With the election of a new government in 1990, Moravians went about the task of rebuilding their villages and restoring community and church life. By 1995 a new medical facility had been rebuilt on the site of the Thaeler Hospital in Bilwaskarma. In 1997 the Nicaraguan Ministry of Health and the Moravian Church together implemented a primary health care program at the clinic.
Leadership, assistance, and effectiveness
Dr. Florence Levy, whose mother was for many years Nursing Director of the hospital in Puerto Cabezas and who is an M.D. with special graduate training in public health in England, was appointed Coordinator of the Moravian health care program and became responsible for oversight of the clinic. Dr. Peter Haupert, who served as director of the Thaeler Hospital following the retirement of Dr. Thaeler, worked closely with Dr. Levy in organizing the program. Dr. Robert Bach and Partners in Health have also assisted Dr. Levy in many ways during the past few years.
Currently, the Bilwaskarma clinic serves about 10,000 people in ten communities in the planning, supervision and evaluation of preventative and curative care and in the promotion of healthy life styles.
Between 1997 and 1999 clinic personnel saw over 11,000 patients on an outpatient basis. During these same years 225 patients were admitted, 26 major surgeries were performed, and 58 women gave birth at the clinic.
Dr. Levy resigned as Coordinator of the Moravian health program in August 2000 due to her increasingly demanding responsibilities in public health on a national level with the Ministry of Public Health.
Bilwaskarma Then and Now
Something exciting is happening in this remote, disadvantaged corner of Nicaragua. As a result of an intensive ten-year program in community medicine, 10,000 Miskito Indians in ten villages surrounding the Bilwaskarma clinic have experienced a dramatic improvement in their health and well being.
What is Bilwaskarma? It is one of the Miskito villages on the banks of the Rio Coco, the largest river in Central America, separating Nicaragua and Honduras on the East Coast.
(Bilwaskarma in Red, Managua in Green)
Here’s the story in a nutshell. Bilwaskarma was selected by Moravian mission DoctorDavid Thaeler to begin his medical work in 1935, establishing the Thaeler Memorial Hospital, for a long time the only source of surgical care in the region. Among the accomplishments of Dr. and Mrs. Thaeler R.N. was the establishment of Nicaragua’s first nursing school.
The Thaelers served into the ‘60’s, followed by Drs. John Gilliland and then Sam Marx.
Pete and Joan Haupert followed in their footsteps and carried on the work from ’68-’74.

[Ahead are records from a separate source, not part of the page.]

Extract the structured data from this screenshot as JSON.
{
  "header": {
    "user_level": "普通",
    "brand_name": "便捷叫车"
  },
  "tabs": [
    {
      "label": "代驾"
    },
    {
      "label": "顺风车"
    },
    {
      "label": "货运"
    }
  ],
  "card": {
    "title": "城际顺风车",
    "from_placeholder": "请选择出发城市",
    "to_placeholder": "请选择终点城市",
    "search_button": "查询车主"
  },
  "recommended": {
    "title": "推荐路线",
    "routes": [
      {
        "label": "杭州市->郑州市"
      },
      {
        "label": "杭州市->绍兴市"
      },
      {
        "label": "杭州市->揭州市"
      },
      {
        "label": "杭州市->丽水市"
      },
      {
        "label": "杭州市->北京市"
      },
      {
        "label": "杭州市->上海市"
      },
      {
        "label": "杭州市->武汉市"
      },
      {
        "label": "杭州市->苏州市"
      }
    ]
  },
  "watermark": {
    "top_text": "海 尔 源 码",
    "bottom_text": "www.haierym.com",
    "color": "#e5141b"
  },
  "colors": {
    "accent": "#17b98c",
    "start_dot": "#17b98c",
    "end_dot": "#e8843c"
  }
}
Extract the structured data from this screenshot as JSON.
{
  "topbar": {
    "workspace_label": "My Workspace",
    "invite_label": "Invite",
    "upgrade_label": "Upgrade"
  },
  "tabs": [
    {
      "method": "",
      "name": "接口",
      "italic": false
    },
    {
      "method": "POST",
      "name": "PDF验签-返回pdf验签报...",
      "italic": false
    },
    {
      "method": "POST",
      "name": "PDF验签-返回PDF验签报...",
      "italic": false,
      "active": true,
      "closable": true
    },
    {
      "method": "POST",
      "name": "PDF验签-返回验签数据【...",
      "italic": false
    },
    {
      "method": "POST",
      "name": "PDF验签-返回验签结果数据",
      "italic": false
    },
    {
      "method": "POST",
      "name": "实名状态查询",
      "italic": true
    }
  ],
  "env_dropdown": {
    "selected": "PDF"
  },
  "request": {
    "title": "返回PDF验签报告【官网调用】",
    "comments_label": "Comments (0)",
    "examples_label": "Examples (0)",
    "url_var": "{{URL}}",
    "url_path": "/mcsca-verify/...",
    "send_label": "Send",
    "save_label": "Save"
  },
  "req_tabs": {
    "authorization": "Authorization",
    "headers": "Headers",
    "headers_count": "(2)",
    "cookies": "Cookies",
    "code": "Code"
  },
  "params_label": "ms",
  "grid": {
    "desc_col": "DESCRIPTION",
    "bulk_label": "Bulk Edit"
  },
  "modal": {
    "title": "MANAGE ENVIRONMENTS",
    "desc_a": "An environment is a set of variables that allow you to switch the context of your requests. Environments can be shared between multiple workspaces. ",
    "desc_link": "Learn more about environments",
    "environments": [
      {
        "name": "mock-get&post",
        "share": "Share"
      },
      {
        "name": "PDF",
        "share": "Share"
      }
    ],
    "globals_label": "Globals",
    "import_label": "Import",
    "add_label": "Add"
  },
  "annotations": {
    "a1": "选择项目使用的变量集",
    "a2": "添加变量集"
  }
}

Tragically the hospital got caught in the crossfire of the Contra War and was destroyed in the early ‘80’s.
From then until the mid-nineties it remained a silent ruin.
(A Remnant, with the Bilwaskarma Moravian Church in the Background)
In 1996, the people of Bilwaskarma issued a startling invitation to come see the new 12-room Clinic they had constructed, and help them re-establish it as a source of medical care. And that’s what happened. The Clinic program was staffed completely by local Nicaraguan professionals, and supported financially and guided by an international team. Something was missing though, and that’s where the Outreach Program comes in. Here was the problem. Although Bilwaskarma was the source of care for all who could get there over the previous seventy-five years, the situation in the villages was unaffected, and until 2000 the child mortality stayed fixed at a horrific 1:3 deaths before the age of 5. The Outreach Program was instituted in about 2000, and continues today to provide a comprehensive, intensive program of education, promotion, village leadership organization, and statistical analysis. Monthly, a team from the Clinic visits each of the 10 villages and helps the villagers carry out endeavors that they chose themselves as their “felt-need” priorities.
And guess what—it’s working, statistically documented, and dramatically. That tragic child mortality figure mentioned earlier had been relegated to history. For example, in 2010, the preventable infant mortality was zero for the entire 10-village population. So, the program is truly making a difference.
Bilwaskarma Kids – That’s What It Is All About!
updated November ’12